Optimize query time with the TOAST table storage strategy

This article describes how to optimize query times with the oversized-attribute storage technique (TOAST) table storage strategy.

TOAST table storage strategies

Four different strategies are used to store columns on disk that can use TOAST. They represent various combinations between compression and out-of-line storage. The strategy can be set at the level of data type and at the column level.

  • Plain prevents either compression or out-of-line storage. It disables the use of single-byte headers for varlena types. Plain is the only possible strategy for columns of data types that can't use TOAST.
  • Extended allows both compression and out-of-line storage. Extended is the default for most data types that can use TOAST. Compression is attempted first. Out-of-line storage is attempted if the row is still too large.
  • External allows out-of-line storage but not compression. Use of External makes substring operations on wide text and bytea columns faster. This speed comes with the penalty of increased storage space. These operations are optimized to fetch only the required parts of the out-of-line value when it's not compressed.
  • Main allows compression but not out-of-line storage. Out-of-line storage is still performed for such columns, but only as a last resort. It occurs when there's no other way to make the row small enough to fit on a page.

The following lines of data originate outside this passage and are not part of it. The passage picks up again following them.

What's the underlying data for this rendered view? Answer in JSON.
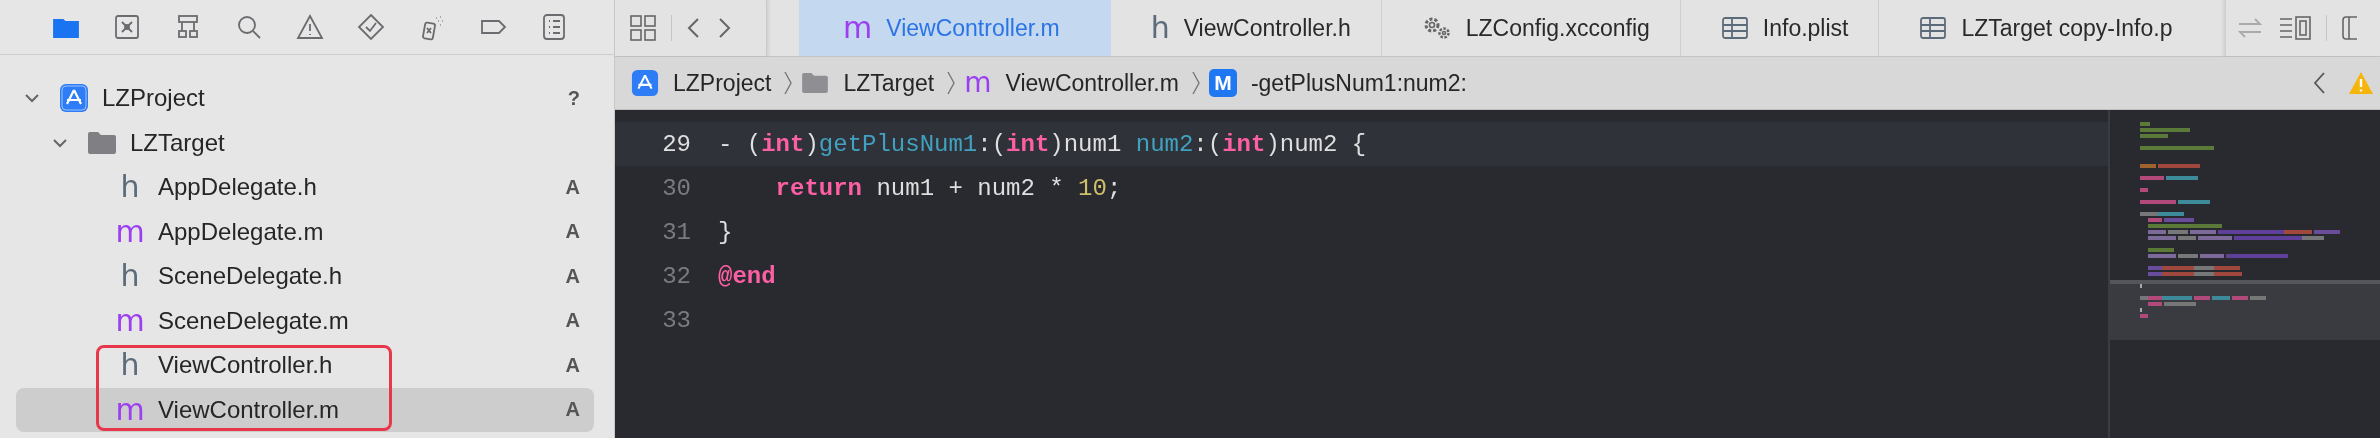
{
  "navigator_tabs": [
    {
      "kind": "folder",
      "selected": true
    },
    {
      "kind": "source-control",
      "selected": false
    },
    {
      "kind": "hierarchy",
      "selected": false
    },
    {
      "kind": "search",
      "selected": false
    },
    {
      "kind": "warning",
      "selected": false
    },
    {
      "kind": "test",
      "selected": false
    },
    {
      "kind": "debug",
      "selected": false
    },
    {
      "kind": "breakpoint",
      "selected": false
    },
    {
      "kind": "report",
      "selected": false
    }
  ],
  "tree": [
    {
      "kind": "project",
      "name": "LZProject",
      "status": "?",
      "expanded": true,
      "selected": false,
      "children": [
        {
          "kind": "folder",
          "name": "LZTarget",
          "expanded": true,
          "selected": false,
          "children": [
            {
              "kind": "header",
              "glyph": "h",
              "name": "AppDelegate.h",
              "status": "A",
              "selected": false,
              "outlined": false
            },
            {
              "kind": "implementation",
              "glyph": "m",
              "name": "AppDelegate.m",
              "status": "A",
              "selected": false,
              "outlined": false
            },
            {
              "kind": "header",
              "glyph": "h",
              "name": "SceneDelegate.h",
              "status": "A",
              "selected": false,
              "outlined": false
            },
            {
              "kind": "implementation",
              "glyph": "m",
              "name": "SceneDelegate.m",
              "status": "A",
              "selected": false,
              "outlined": false
            },
            {
              "kind": "header",
              "glyph": "h",
              "name": "ViewController.h",
              "status": "A",
              "selected": false,
              "outlined": true
            },
            {
              "kind": "implementation",
              "glyph": "m",
              "name": "ViewController.m",
              "status": "A",
              "selected": true,
              "outlined": true
            }
          ]
        }
      ]
    }
  ],
  "tabs": [
    {
      "kind": "implementation",
      "glyph": "m",
      "label": "ViewController.m",
      "selected": true
    },
    {
      "kind": "header",
      "glyph": "h",
      "label": "ViewController.h",
      "selected": false
    },
    {
      "kind": "config",
      "label": "LZConfig.xcconfig",
      "selected": false
    },
    {
      "kind": "plist",
      "label": "Info.plist",
      "selected": false
    },
    {
      "kind": "plist",
      "label": "LZTarget copy-Info.p",
      "selected": false
    }
  ],
  "breadcrumbs": [
    {
      "kind": "project",
      "label": "LZProject"
    },
    {
      "kind": "folder",
      "label": "LZTarget"
    },
    {
      "kind": "implementation",
      "glyph": "m",
      "label": "ViewController.m"
    },
    {
      "kind": "method",
      "glyph": "M",
      "label": "-getPlusNum1:num2:"
    }
  ],
  "code": [
    {
      "number": "29",
      "current": true,
      "indented": false,
      "tokens": [
        {
          "kind": "plain",
          "text": "- ("
        },
        {
          "kind": "keyword",
          "text": "int"
        },
        {
          "kind": "plain",
          "text": ")"
        },
        {
          "kind": "declaration",
          "text": "getPlusNum1"
        },
        {
          "kind": "plain",
          "text": ":("
        },
        {
          "kind": "keyword",
          "text": "int"
        },
        {
          "kind": "plain",
          "text": ")num1 "
        },
        {
          "kind": "declaration",
          "text": "num2"
        },
        {
          "kind": "plain",
          "text": ":("
        },
        {
          "kind": "keyword",
          "text": "int"
        },
        {
          "kind": "plain",
          "text": ")num2 {"
        }
      ]
    },
    {
      "number": "30",
      "current": false,
      "indented": true,
      "tokens": [
        {
          "kind": "keyword",
          "text": "return"
        },
        {
          "kind": "plain",
          "text": " num1 + num2 * "
        },
        {
          "kind": "number",
          "text": "10"
        },
        {
          "kind": "plain",
          "text": ";"
        }
      ]
    },
    {
      "number": "31",
      "current": false,
      "indented": false,
      "tokens": [
        {
          "kind": "plain",
          "text": "}"
        }
      ]
    },
    {
      "number": "32",
      "current": false,
      "indented": false,
      "tokens": [
        {
          "kind": "keyword",
          "text": "@end"
        }
      ]
    },
    {
      "number": "33",
      "current": false
    }
  ]
}
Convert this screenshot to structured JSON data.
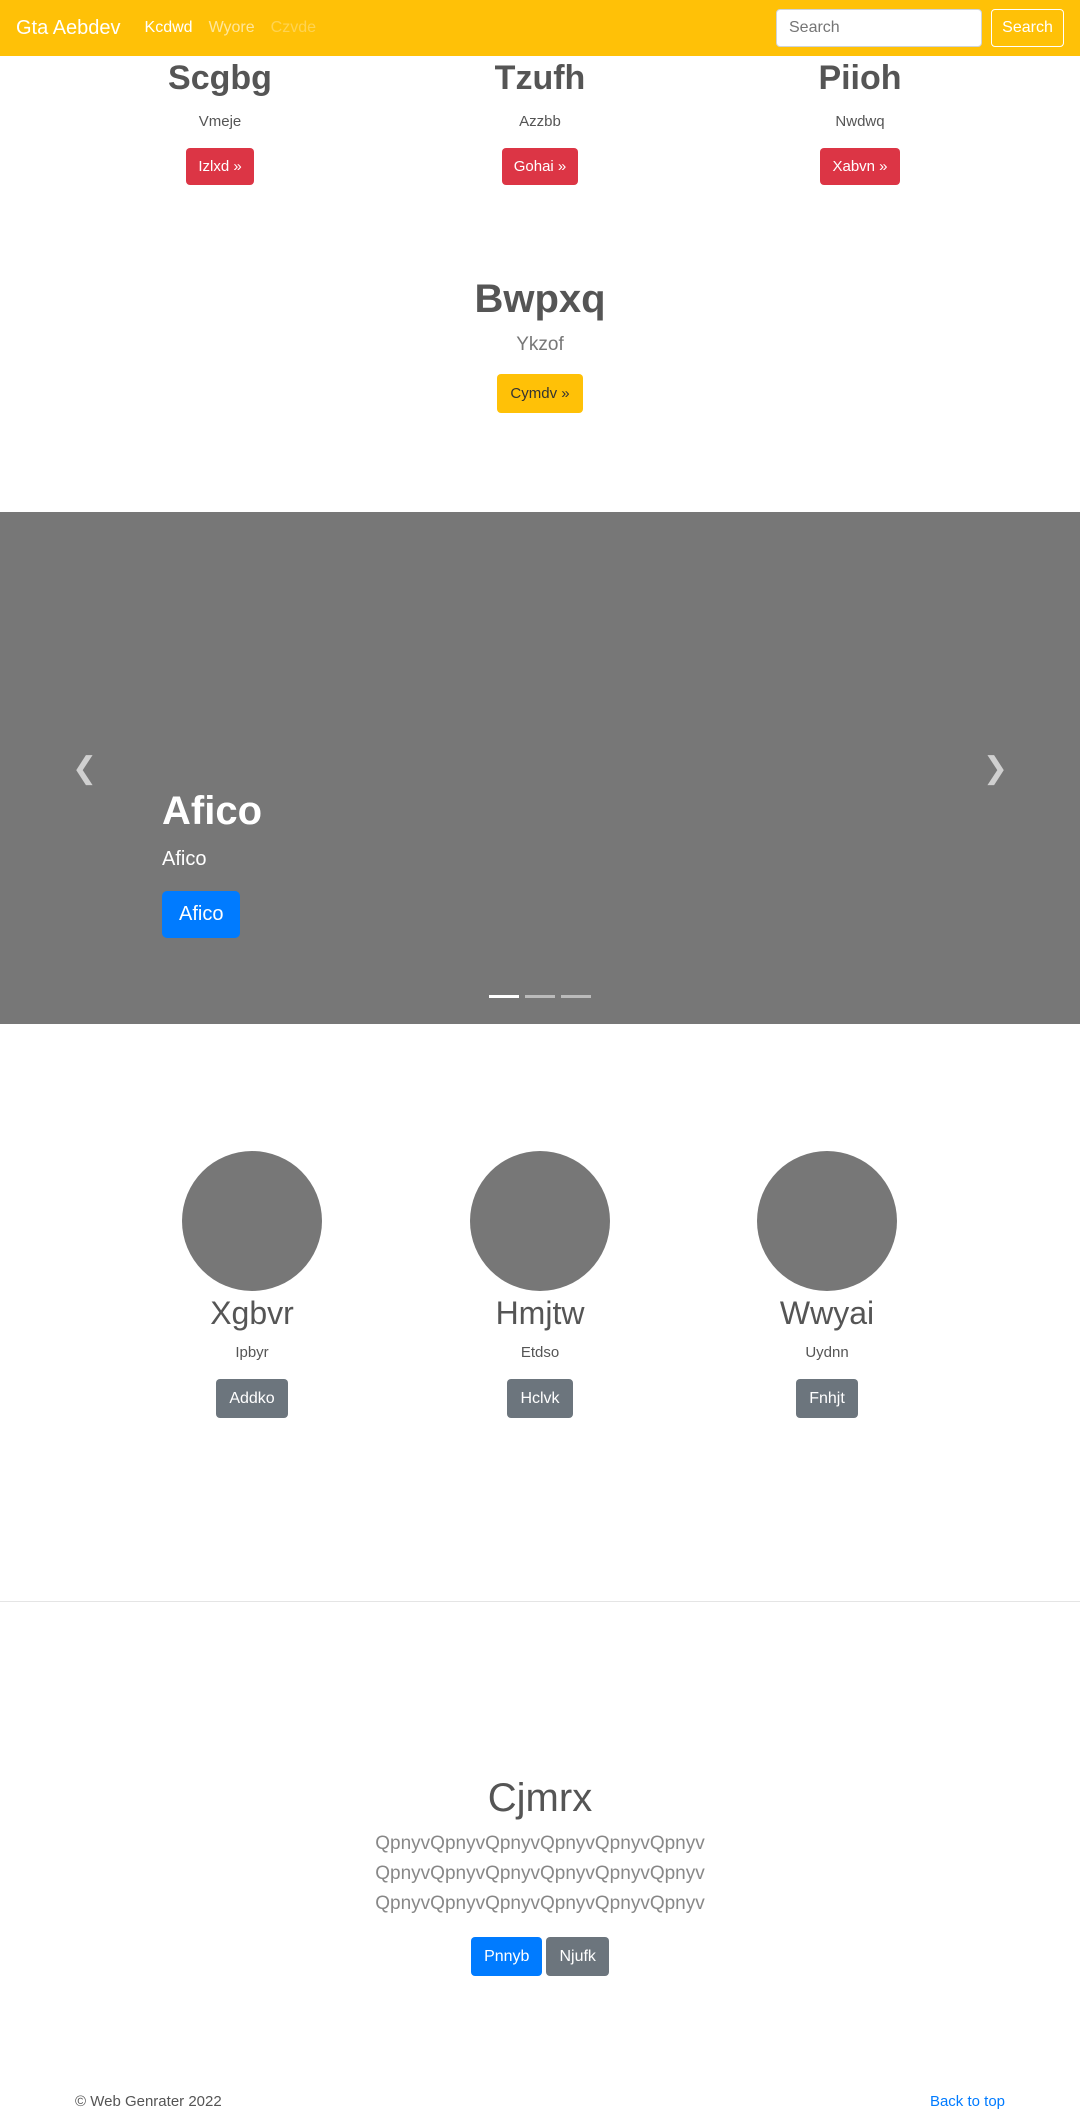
{
  "navbar": {
    "brand": "Gta Aebdev",
    "links": [
      "Kcdwd",
      "Wyore",
      "Czvde"
    ],
    "search_placeholder": "Search",
    "search_button": "Search"
  },
  "top_columns": [
    {
      "title": "Scgbg",
      "subtitle": "Vmeje",
      "button": "Izlxd »"
    },
    {
      "title": "Tzufh",
      "subtitle": "Azzbb",
      "button": "Gohai »"
    },
    {
      "title": "Piioh",
      "subtitle": "Nwdwq",
      "button": "Xabvn »"
    }
  ],
  "feature": {
    "title": "Bwpxq",
    "subtitle": "Ykzof",
    "button": "Cymdv »"
  },
  "carousel": {
    "title": "Afico",
    "subtitle": "Afico",
    "button": "Afico",
    "prev_icon": "chevron-left",
    "next_icon": "chevron-right"
  },
  "circles": [
    {
      "title": "Xgbvr",
      "subtitle": "Ipbyr",
      "button": "Addko"
    },
    {
      "title": "Hmjtw",
      "subtitle": "Etdso",
      "button": "Hclvk"
    },
    {
      "title": "Wwyai",
      "subtitle": "Uydnn",
      "button": "Fnhjt"
    }
  ],
  "jumbotron": {
    "title": "Cjmrx",
    "lines": [
      "QpnyvQpnyvQpnyvQpnyvQpnyvQpnyv",
      "QpnyvQpnyvQpnyvQpnyvQpnyvQpnyv",
      "QpnyvQpnyvQpnyvQpnyvQpnyvQpnyv"
    ],
    "primary_button": "Pnnyb",
    "secondary_button": "Njufk"
  },
  "footer": {
    "copyright": "© Web Genrater 2022",
    "back_to_top": "Back to top"
  },
  "colors": {
    "navbar": "#ffc107",
    "danger": "#dc3545",
    "primary": "#007bff",
    "secondary": "#6c757d",
    "placeholder_gray": "#777777"
  }
}
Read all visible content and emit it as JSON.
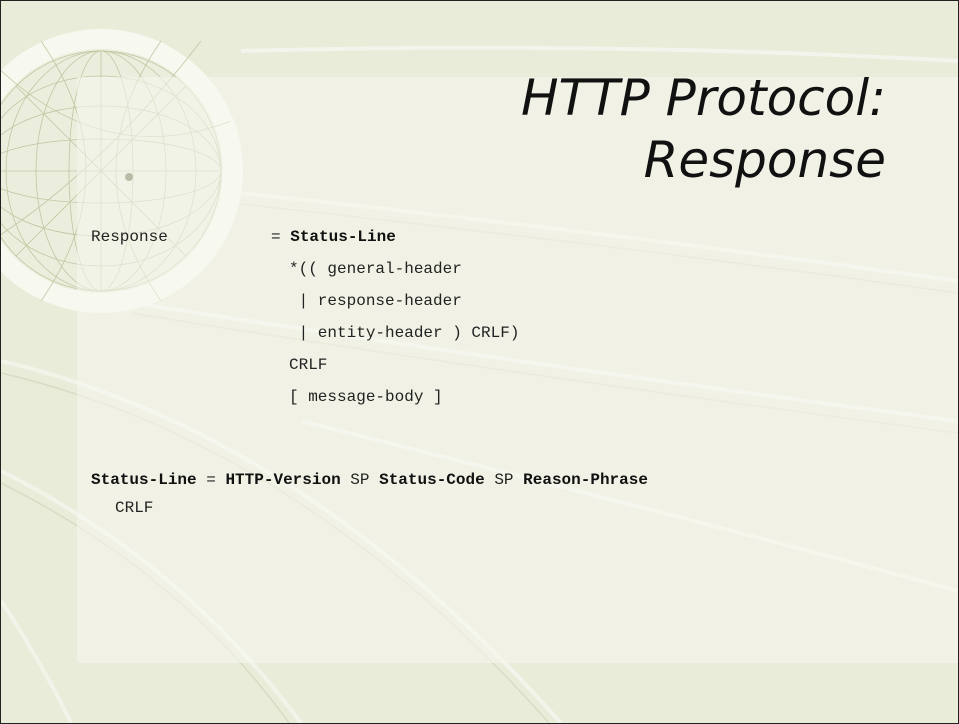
{
  "title": {
    "line1": "HTTP Protocol:",
    "line2": "Response"
  },
  "response_rule": {
    "lhs": "Response",
    "eq": "=",
    "status_line": "Status-Line",
    "line2": "*(( general-header",
    "line3": " | response-header",
    "line4": " | entity-header ) CRLF)",
    "line5": "CRLF",
    "line6": "[ message-body ]"
  },
  "status_rule": {
    "lhs": "Status-Line",
    "eq": "=",
    "http_version": "HTTP-Version",
    "sp1": "SP",
    "status_code": "Status-Code",
    "sp2": "SP",
    "reason_phrase": "Reason-Phrase",
    "crlf": "CRLF"
  },
  "colors": {
    "background": "#e8ecd9",
    "globe_ring": "#f6f7ee",
    "globe_lines": "#cdd3b6"
  }
}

Use TOAST table storage strategies

If your queries access data types that can use TOAST, consider using the Main strategy instead of the default Extended option to reduce query times. Main doesn't rule out out-of-line storage. If your queries don't access data types that can use TOAST, it might be beneficial to keep the Extended option. A larger portion of the rows of the main table fit in the shared buffer cache, which helps performance.

If you have a workload that uses a schema with wide tables and high character counts, consider using PostgreSQL TOAST tables. An example customer table had greater than 350 columns with several columns that spanned 255 characters. After it was converted to the TOAST table Main strategy, their benchmark query time reduced from 4203 seconds to 467 seconds. That's an 89 percent improvement.

Next steps

Review your workload for the previous characteristics.

Review the following PostgreSQL documentation: